Go through the listing and return every line with "subtitle" in it.

## Provided records

.....

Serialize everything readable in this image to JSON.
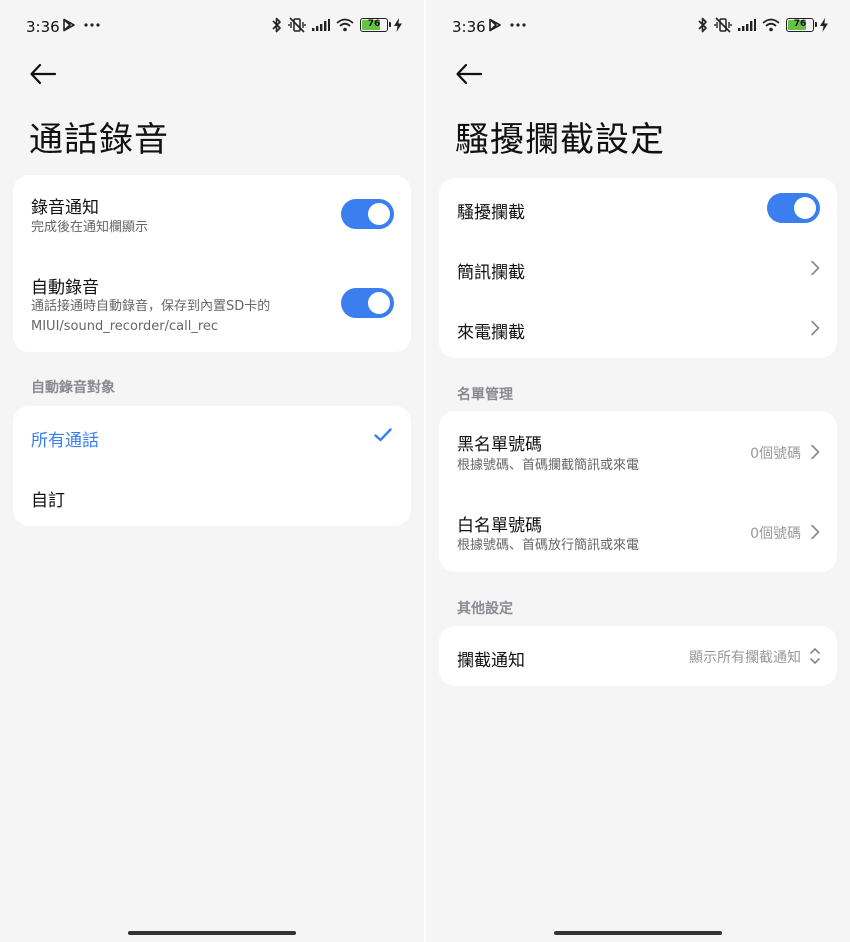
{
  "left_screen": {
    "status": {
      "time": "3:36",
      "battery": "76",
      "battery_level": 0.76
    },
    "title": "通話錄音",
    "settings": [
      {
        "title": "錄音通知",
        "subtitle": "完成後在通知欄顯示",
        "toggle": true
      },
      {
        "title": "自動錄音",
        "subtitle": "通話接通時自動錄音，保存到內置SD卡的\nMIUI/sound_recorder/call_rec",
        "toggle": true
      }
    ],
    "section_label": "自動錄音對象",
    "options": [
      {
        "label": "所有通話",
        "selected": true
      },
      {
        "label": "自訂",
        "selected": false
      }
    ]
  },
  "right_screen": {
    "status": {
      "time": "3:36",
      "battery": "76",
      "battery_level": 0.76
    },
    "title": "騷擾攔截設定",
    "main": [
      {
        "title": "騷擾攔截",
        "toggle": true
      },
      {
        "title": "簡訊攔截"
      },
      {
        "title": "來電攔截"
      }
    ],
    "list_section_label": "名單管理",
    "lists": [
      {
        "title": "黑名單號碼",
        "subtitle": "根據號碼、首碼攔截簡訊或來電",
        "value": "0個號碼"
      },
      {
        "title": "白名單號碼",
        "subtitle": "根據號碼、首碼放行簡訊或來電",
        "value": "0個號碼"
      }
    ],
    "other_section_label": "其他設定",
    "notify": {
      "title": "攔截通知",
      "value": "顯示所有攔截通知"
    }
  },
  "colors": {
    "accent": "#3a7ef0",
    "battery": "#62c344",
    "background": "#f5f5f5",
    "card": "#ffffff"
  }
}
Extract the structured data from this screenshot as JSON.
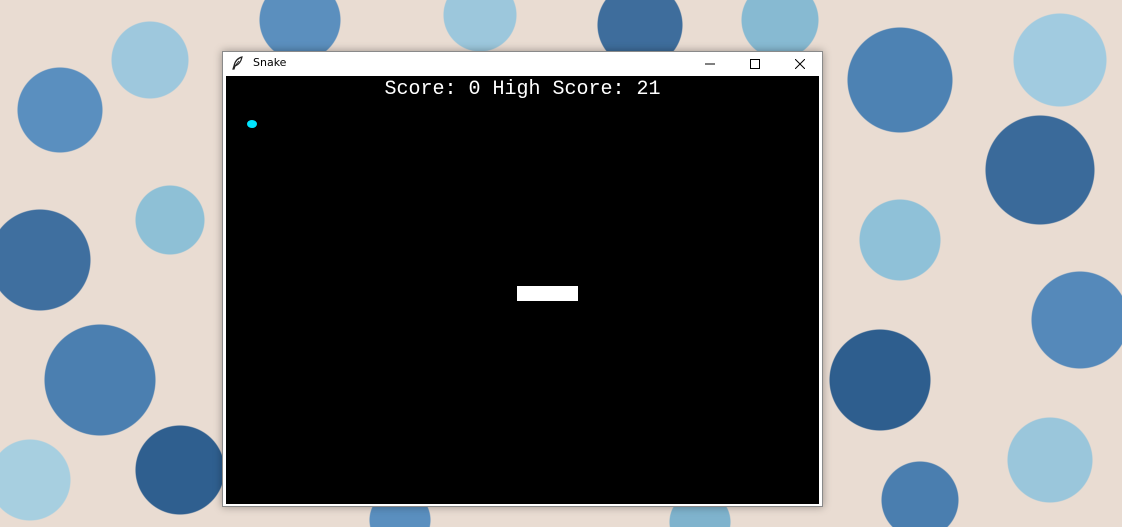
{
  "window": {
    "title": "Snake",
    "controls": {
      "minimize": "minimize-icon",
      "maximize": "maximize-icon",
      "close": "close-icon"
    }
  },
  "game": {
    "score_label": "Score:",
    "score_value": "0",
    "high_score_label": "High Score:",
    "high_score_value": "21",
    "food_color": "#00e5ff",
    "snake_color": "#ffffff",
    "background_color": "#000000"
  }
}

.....

## Result of the task
        "subtitle": "完成後在通知欄顯示",
        "subtitle": "通話接通時自動錄音，保存到內置SD卡的\nMIUI/sound_recorder/call_rec",
        "subtitle": "根據號碼、首碼攔截簡訊或來電",
        "subtitle": "根據號碼、首碼放行簡訊或來電",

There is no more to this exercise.